* Task goal:
Find each line below containing the word "Communities" and copy it.

Web page and app entries:
# # # # #

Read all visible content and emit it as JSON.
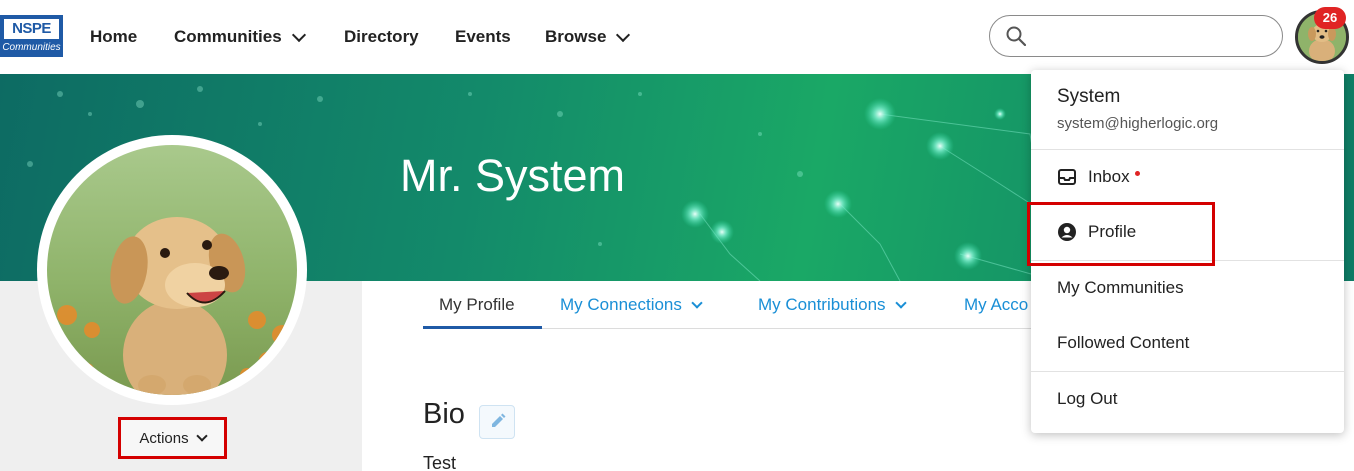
{
  "logo": {
    "top_text": "NSPE",
    "bottom_text": "Communities"
  },
  "nav": {
    "home": "Home",
    "communities": "Communities",
    "directory": "Directory",
    "events": "Events",
    "browse": "Browse"
  },
  "search": {
    "placeholder": ""
  },
  "notifications": {
    "count": "26"
  },
  "banner": {
    "name": "Mr. System"
  },
  "actions": {
    "label": "Actions"
  },
  "tabs": {
    "my_profile": "My Profile",
    "my_connections": "My Connections",
    "my_contributions": "My Contributions",
    "my_account": "My Acco"
  },
  "bio": {
    "heading": "Bio",
    "text": "Test"
  },
  "dropdown": {
    "name": "System",
    "email": "system@higherlogic.org",
    "inbox": "Inbox",
    "profile": "Profile",
    "my_communities": "My Communities",
    "followed_content": "Followed Content",
    "log_out": "Log Out"
  },
  "colors": {
    "accent_blue": "#1a8fd6",
    "brand_blue": "#1f5aa6",
    "alert_red": "#e02424",
    "highlight_red": "#d40000"
  }
}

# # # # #

* Answer to the problem:
    "bottom_text": "Communities"
    "communities": "Communities",
    "my_communities": "My Communities",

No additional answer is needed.